inadequate school needs to make significant improvement
in order to meet the needs of its pupils. Ofsted inspectors
will make further visits until it improves.
Overall effectiveness of schools
|Overall effectiveness judgement (percentage of schools)|
|Type of school||Outstanding||Good||Satisfactory||Inadequate|
|Pupil referral units||21||42||29||9|
New school inspection arrangements were introduced on 1 September 2009. This means that inspectors now
make some additional judgements that were not made previously.
The data in the table above are for the period 1 September 2009 to 31 August 2010 and are consistent with
the latest published official statistics about maintained school inspec tion outcomes (see
The sample of schools inspected during 2009/10 was not representative of all schools nationally, as weaker
schools are inspected more frequently than good or outstanding schools.
Percentages are rounded and do not always add exactly to 100.
Sixth form figures reflect the judgements made for the overall effectiveness of the sixth form in secondary
schools, special schools and pupil referral units.
Common terminology used by inspectors
|Achievement:||the progress and success of a pupil in their learning, |
development or training.
|Attainment:||the standard of the pupils' work shown by test and |
examination results and in lessons.
|Capacity to improve:||the proven ability of the school to continue |
improving. Inspectors base this judgement on what
the school has accomplished so far and on the quality
of its systems to maintain improvement.
|Leadership and management:||the contribution of all the staff with responsibilities, |

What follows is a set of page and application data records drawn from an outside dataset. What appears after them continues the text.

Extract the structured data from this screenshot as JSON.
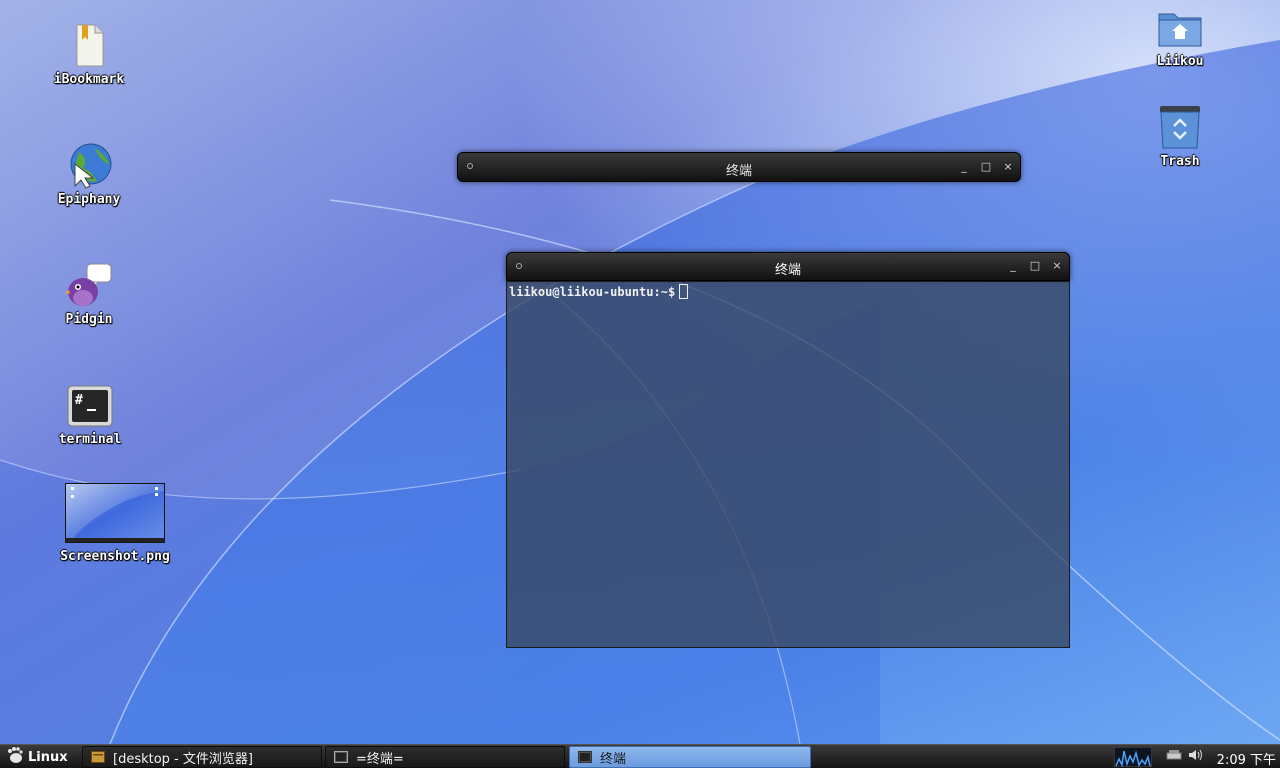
{
  "desktop": {
    "icons_left": [
      {
        "label": "iBookmark",
        "icon": "bookmark-file-icon"
      },
      {
        "label": "Epiphany",
        "icon": "globe-browser-icon"
      },
      {
        "label": "Pidgin",
        "icon": "pidgin-bird-icon"
      },
      {
        "label": "terminal",
        "icon": "terminal-icon"
      },
      {
        "label": "Screenshot.png",
        "icon": "image-thumbnail-icon"
      }
    ],
    "icons_right": [
      {
        "label": "Liikou",
        "icon": "home-folder-icon"
      },
      {
        "label": "Trash",
        "icon": "trash-icon"
      }
    ]
  },
  "windows": {
    "collapsed": {
      "title": "终端",
      "minimize": "_",
      "maximize": "□",
      "close": "×"
    },
    "terminal": {
      "title": "终端",
      "minimize": "_",
      "maximize": "□",
      "close": "×",
      "prompt": "liikou@liikou-ubuntu:~$"
    }
  },
  "taskbar": {
    "start_label": "Linux",
    "tasks": [
      {
        "label": "[desktop - 文件浏览器]",
        "icon": "file-manager-icon",
        "active": false
      },
      {
        "label": "=终端=",
        "icon": "terminal-small-icon",
        "active": false
      },
      {
        "label": "终端",
        "icon": "terminal-small-icon",
        "active": true
      }
    ],
    "clock": "2:09 下午"
  },
  "colors": {
    "wallpaper_light": "#bcd0f5",
    "wallpaper_mid": "#6a88e0",
    "wallpaper_deep": "#2a55d8",
    "active_task": "#7aa9e6",
    "terminal_bg": "#37465f"
  }
}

not just the headteacher, to identifying priorities,
directing and motivating staff and running the school.
|Learning:||how well pupils acquire knowledge, develop their |
understanding, learn and practise skills and are

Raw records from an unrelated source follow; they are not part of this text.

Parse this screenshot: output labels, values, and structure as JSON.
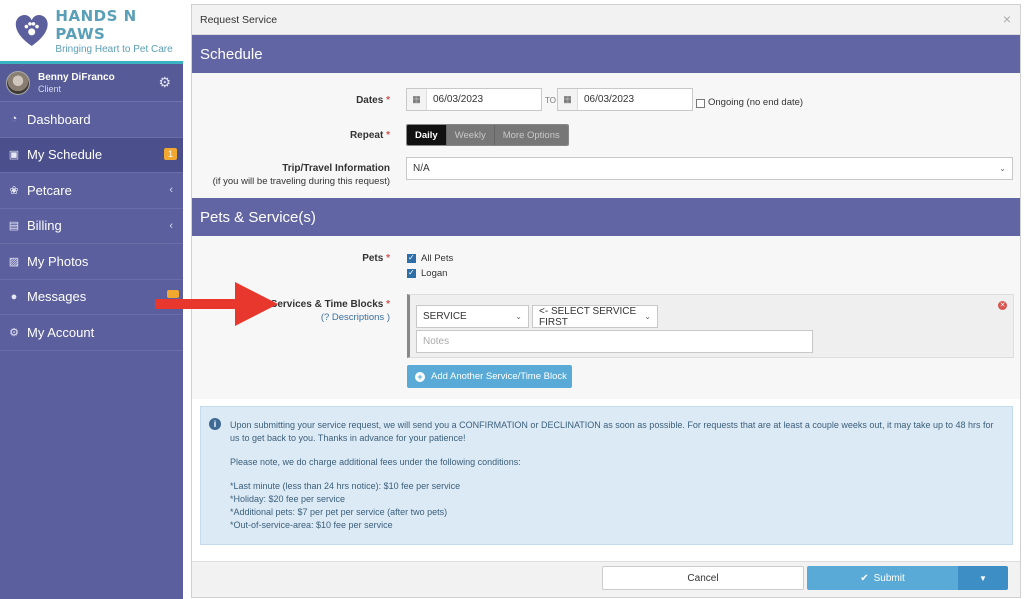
{
  "brand": {
    "title": "HANDS N PAWS",
    "tagline": "Bringing Heart to Pet Care",
    "accent": "#5b5f9e",
    "logo_color": "#5a9fb8"
  },
  "user": {
    "name": "Benny DiFranco",
    "role": "Client"
  },
  "nav": {
    "items": [
      {
        "label": "Dashboard",
        "icon": "dashboard-icon"
      },
      {
        "label": "My Schedule",
        "icon": "calendar-icon",
        "badge": "1"
      },
      {
        "label": "Petcare",
        "icon": "paw-icon"
      },
      {
        "label": "Billing",
        "icon": "document-icon"
      },
      {
        "label": "My Photos",
        "icon": "photo-icon"
      },
      {
        "label": "Messages",
        "icon": "chat-icon"
      },
      {
        "label": "My Account",
        "icon": "gears-icon"
      }
    ],
    "chevron": "‹"
  },
  "modal": {
    "title": "Request Service",
    "close": "×",
    "schedule": {
      "heading": "Schedule",
      "dates_label": "Dates",
      "required": "*",
      "date_from": "06/03/2023",
      "to": "TO",
      "date_to": "06/03/2023",
      "ongoing_label": "Ongoing (no end date)",
      "repeat_label": "Repeat",
      "repeat_options": [
        "Daily",
        "Weekly",
        "More Options"
      ],
      "trip_label": "Trip/Travel Information",
      "trip_sublabel": "(if you will be traveling during this request)",
      "trip_value": "N/A"
    },
    "pets": {
      "heading": "Pets & Service(s)",
      "pets_label": "Pets",
      "pet_options": [
        "All Pets",
        "Logan"
      ],
      "services_label": "Services & Time Blocks",
      "descriptions_link": "Descriptions",
      "service_select": "SERVICE",
      "time_select": "<- SELECT SERVICE FIRST",
      "notes_placeholder": "Notes",
      "add_button": "Add Another Service/Time Block"
    },
    "info": {
      "paragraph1": "Upon submitting your service request, we will send you a CONFIRMATION or DECLINATION as soon as possible. For requests that are at least a couple weeks out, it may take up to 48 hrs for us to get back to you. Thanks in advance for your patience!",
      "paragraph2": "Please note, we do charge additional fees under the following conditions:",
      "fees": [
        "*Last minute (less than 24 hrs notice): $10 fee per service",
        "*Holiday: $20 fee per service",
        "*Additional pets: $7 per pet per service (after two pets)",
        "*Out-of-service-area: $10 fee per service"
      ]
    },
    "footer": {
      "cancel": "Cancel",
      "submit": "Submit"
    }
  }
}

developing their competence as learners.
|Overall effectiveness:||inspectors form a judgement on a school's overall |
effectiveness based on the findings from their
inspection of the school. The following judgements,

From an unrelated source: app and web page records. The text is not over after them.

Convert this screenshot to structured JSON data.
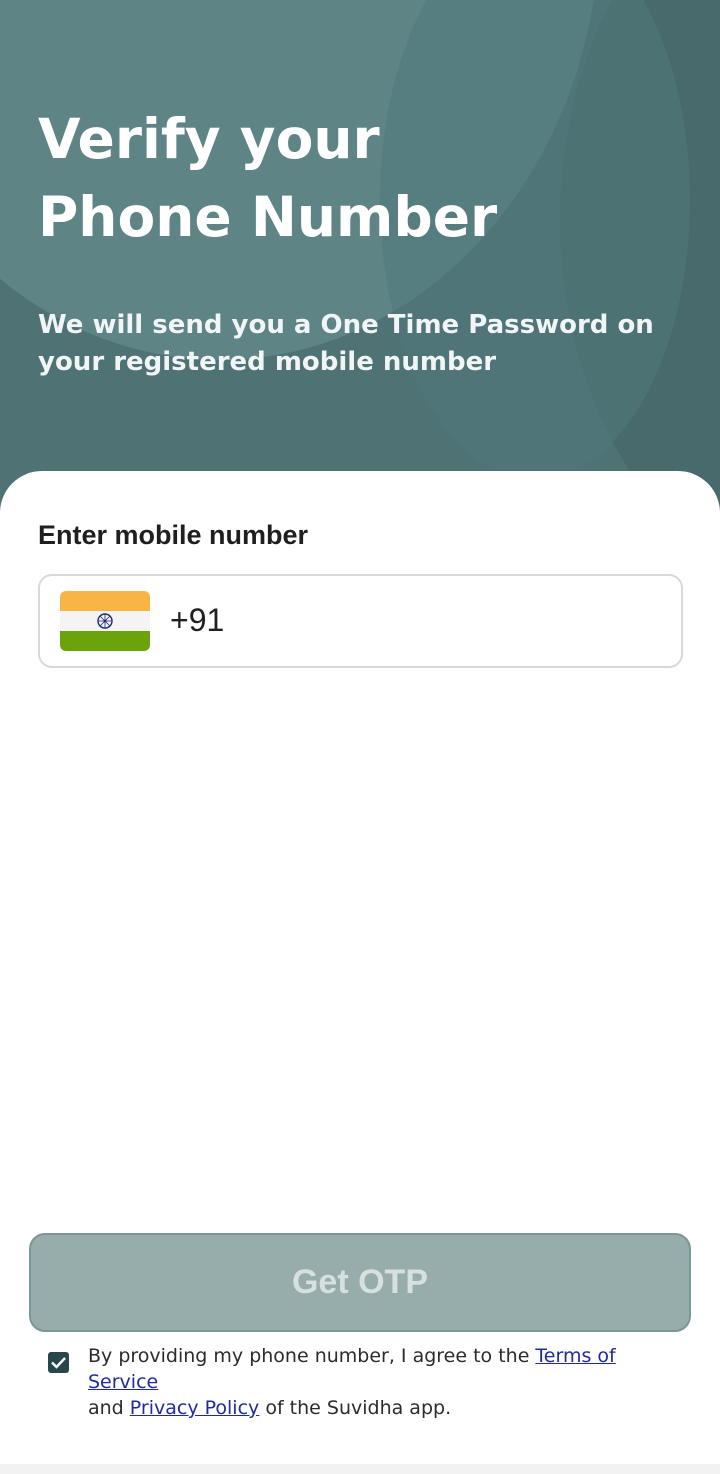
{
  "header": {
    "title_line1": "Verify your",
    "title_line2": "Phone Number",
    "subtitle": "We will send you a One Time Password on your registered mobile number"
  },
  "form": {
    "label": "Enter mobile number",
    "country_code": "+91",
    "flag_icon": "india-flag-icon"
  },
  "cta": {
    "label": "Get OTP"
  },
  "consent": {
    "checked": true,
    "text_before": "By providing my phone number, I agree to the ",
    "terms_link": "Terms of Service",
    "text_middle": "and ",
    "privacy_link": "Privacy Policy",
    "text_after": "  of the Suvidha app."
  },
  "colors": {
    "header_bg": "#4f7275",
    "cta_bg": "#97adac",
    "checkbox": "#26474c",
    "link": "#1f2aa0"
  }
}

in particular, influence what the overall effectiveness
judgement will be.
|The school's capacity for sustained |
Outcomes for individuals and groups of pupils.
The quality of teaching.
The extent to which the curriculum meets
The effectiveness of care, guidance and
pupils' needs, including, where relevant,
|Progress:||the rate at which pupils are learning in lessons and |
over longer periods of time. It is often measured by
comparing the pupils' attainment at the end of a key
stage with their attainment when they started.
1 April 2011
Inspection of Churchdown Village Junior School, Gloucester GL3 2JX
Thank you for the help you gave us when we visited your school. We enjoyed seeing you
learn in class and in the computer suite. We also enjoyed talking to those of you who
came to speak to us. Thank you for filling in the pupils' questionnaire; it was good to find
out how much you enjoy school. We agree with you that you go to a good school. These
are some of the best things about your school.
- You all behave exceptionally well and are well mannered.
- You listen and learn well in your mesons. This means that by year 6 you have made
good progress and reach standards in English and mathematics that are well above
the national average.
- Your headteacher and his leadership team do a good job and are always looking for
ways to improve, and they are well supported by the governors.
- Your School is a happy community and you are exceptionally knowledgeable about
how to keep fit and healthy.
- You all have great opportunities to do lots of exciting things because the curriculum
is broad and balanced, with lots of opportunities for music and art.
- You are also well guided and cared for by all staff, including teaching assistants and
the dinner staff.
To help your school get even better, we have asked the staff to do two things.
Firstly, to tighten up the school development plans and then check that everything is done
promptly and that changes are effective in achieving the school's goals.
Secondly, to involve the teachers who lead subjects in keeping a close watch to see that
all of you are making the maximum progress you are capable of in those subjects.
Please help by continuing to try hard in class, and good luck in your eco work.
Her Majesty's Inspector